This whole streaming conversation started when I found myself explaining apartheid to my 15-year-old (how he missed this aspect of modern history is another matter) and went looking to get “Cry Freedom” so we could watch it together.
I wanted to watch it that day, a Sunday, which turned out to be the mission from hell. I don’t use iTunes, could not find it on Netflix and when I finally found it on Amazon it was for the DVD not for streaming, and that would take several days to arrive. (I ordered it, and it never did come.)
I actually got in the car and drove to the one remaining Blockbuster left in Santa Monica to see if by some crazy chance they had the 1987 movie about Steve Biko, starring Denzel Washington and Kevin Kline. Fat chance. I felt like I had stepped into a time warp; the Blockbuster on Wilshire Boulevard is a sad place with faded movie cases for films no one wants to see.
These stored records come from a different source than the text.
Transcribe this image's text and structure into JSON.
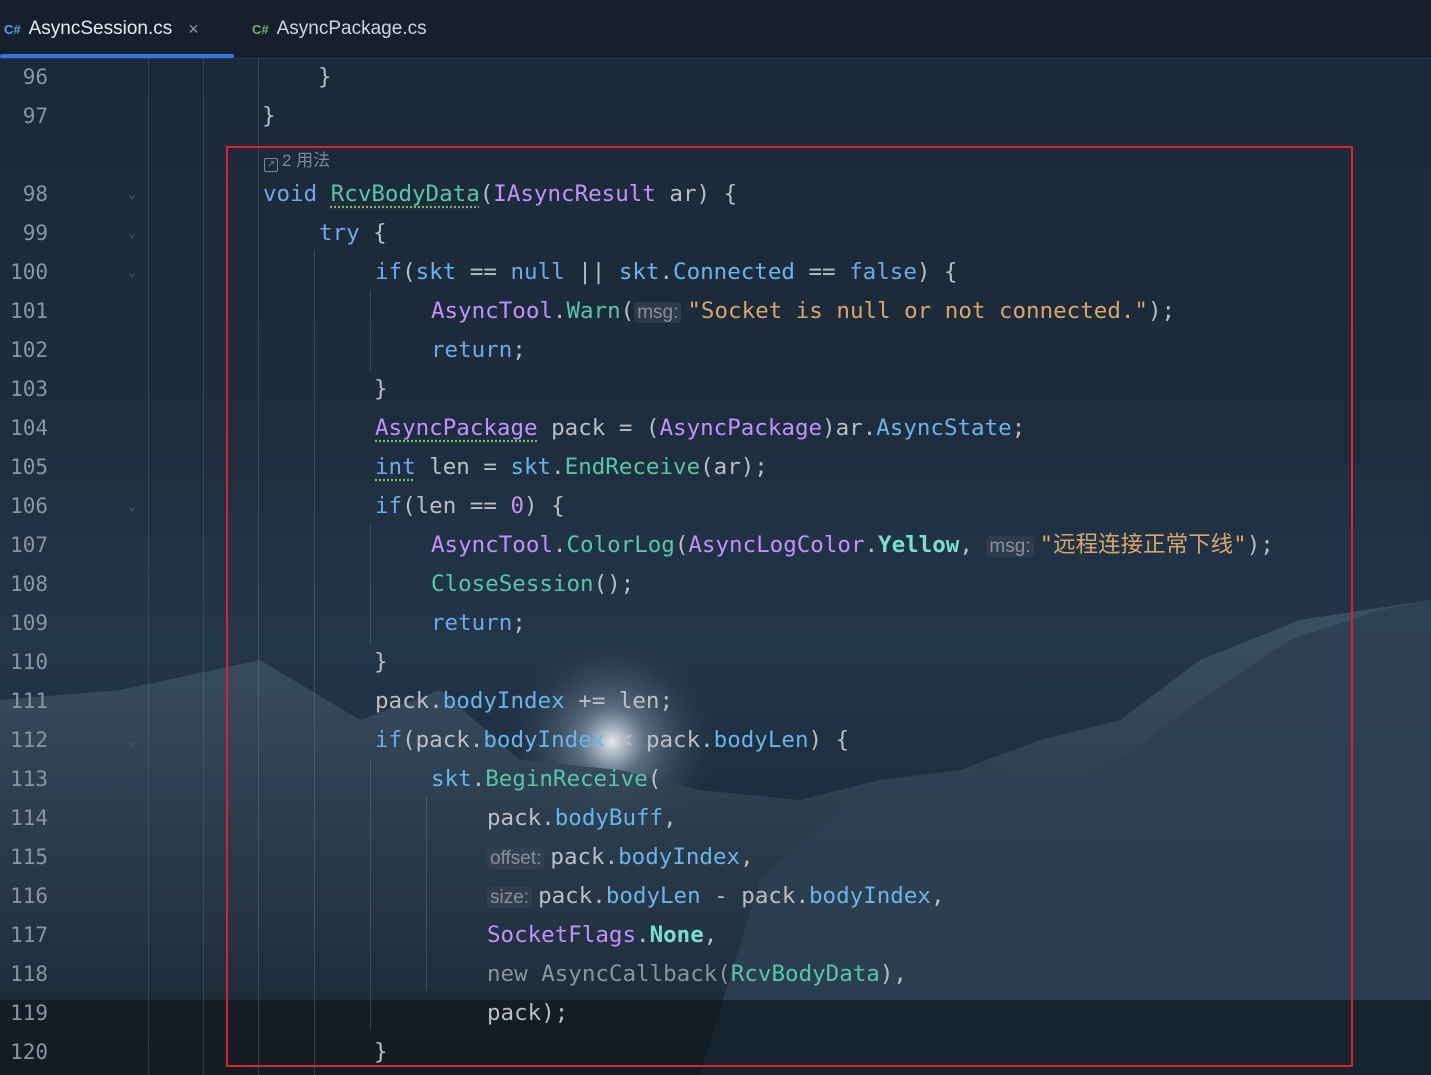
{
  "tabs": [
    {
      "lang": "C#",
      "label": "AsyncSession.cs",
      "close": "×"
    },
    {
      "lang": "C#",
      "label": "AsyncPackage.cs"
    }
  ],
  "usages_hint": "2 用法",
  "line_numbers": [
    "96",
    "97",
    "98",
    "99",
    "100",
    "101",
    "102",
    "103",
    "104",
    "105",
    "106",
    "107",
    "108",
    "109",
    "110",
    "111",
    "112",
    "113",
    "114",
    "115",
    "116",
    "117",
    "118",
    "119",
    "120"
  ],
  "code": {
    "l96": "}",
    "l97": "}",
    "l98": {
      "kw": "void",
      "fn": "RcvBodyData",
      "ty": "IAsyncResult",
      "arg": "ar"
    },
    "l99": "try",
    "l100": {
      "kw": "if",
      "a": "skt",
      "null": "null",
      "b": "skt",
      "prop": "Connected",
      "false": "false"
    },
    "l101": {
      "cls": "AsyncTool",
      "m": "Warn",
      "hint": "msg:",
      "str": "\"Socket is null or not connected.\""
    },
    "l102": "return",
    "l103": "}",
    "l104": {
      "ty": "AsyncPackage",
      "var": "pack",
      "ty2": "AsyncPackage",
      "obj": "ar",
      "prop": "AsyncState"
    },
    "l105": {
      "kw": "int",
      "var": "len",
      "obj": "skt",
      "m": "EndReceive",
      "arg": "ar"
    },
    "l106": {
      "kw": "if",
      "var": "len",
      "num": "0"
    },
    "l107": {
      "cls": "AsyncTool",
      "m": "ColorLog",
      "ty": "AsyncLogColor",
      "en": "Yellow",
      "hint": "msg:",
      "str": "\"远程连接正常下线\""
    },
    "l108": {
      "m": "CloseSession"
    },
    "l109": "return",
    "l110": "}",
    "l111": {
      "obj": "pack",
      "prop": "bodyIndex",
      "var": "len"
    },
    "l112": {
      "kw": "if",
      "obj": "pack",
      "prop": "bodyIndex",
      "obj2": "pack",
      "prop2": "bodyLen"
    },
    "l113": {
      "obj": "skt",
      "m": "BeginReceive"
    },
    "l114": {
      "obj": "pack",
      "prop": "bodyBuff"
    },
    "l115": {
      "hint": "offset:",
      "obj": "pack",
      "prop": "bodyIndex"
    },
    "l116": {
      "hint": "size:",
      "obj": "pack",
      "prop": "bodyLen",
      "obj2": "pack",
      "prop2": "bodyIndex"
    },
    "l117": {
      "ty": "SocketFlags",
      "en": "None"
    },
    "l118": {
      "kw": "new",
      "ty": "AsyncCallback",
      "fn": "RcvBodyData"
    },
    "l119": {
      "obj": "pack"
    },
    "l120": "}"
  },
  "colors": {
    "highlight_box": "#e0212b",
    "tab_underline": "#3574f0"
  }
}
I approached a clerk to ask about “Cry Freedom,” but the question died in my throat before I could get it out — clearly no one at this place knew anything about movies.
The whole experience made me realize how confusing it is to the average movie-lover – the one who doesn’t get to go to Sundance, or get invited to press screenings, or receive Academy “screeners” — to find movies that are not the two dozen titles that are just out of the theaters.
Streaming has replaced the once-ubiquitous chains of Blockbusters, where we could browse the aisles, or pore through catalogues, or ask advice from the clerks who were probably movie geeks hoping to be the next Quentin Tarantino. Streaming has also replaced the original Netflix system of DVDs, where one film led to another.
Sure, that recommendation system still works, but it’s now been copied by most every other streaming services, and no one has all the movies. (Netflix still accounts for 33 percent of peak period streaming traffic, miles ahead of the next services, Amazon, Hulu and HBO Go, according to a report by Sandvine.)
That’s part of the problem. Everyone and anyone can start a streaming service, and it’s become a patchwork quilt to find movies that you’re catching up on, or want to view again for the 10th time.
But as TheWrap’s comprehensive guide points out, there’s still holes in the system and it’s an ongoing frustration for the user. From a consumer standpoint, the best solution would have been one universal system where you could download, stream or buy any movie ever made for your digital locker in the cloud. I would certainly pay for that privilege (hello Ultraviolet – but you guys are so late!)
Hollywood’s studios waited far too long for that to happen, and Netflix came and stole their lunch. Now despite the smorgasbord of streaming out there, it’s still the consumer who feels like they’re going hungry.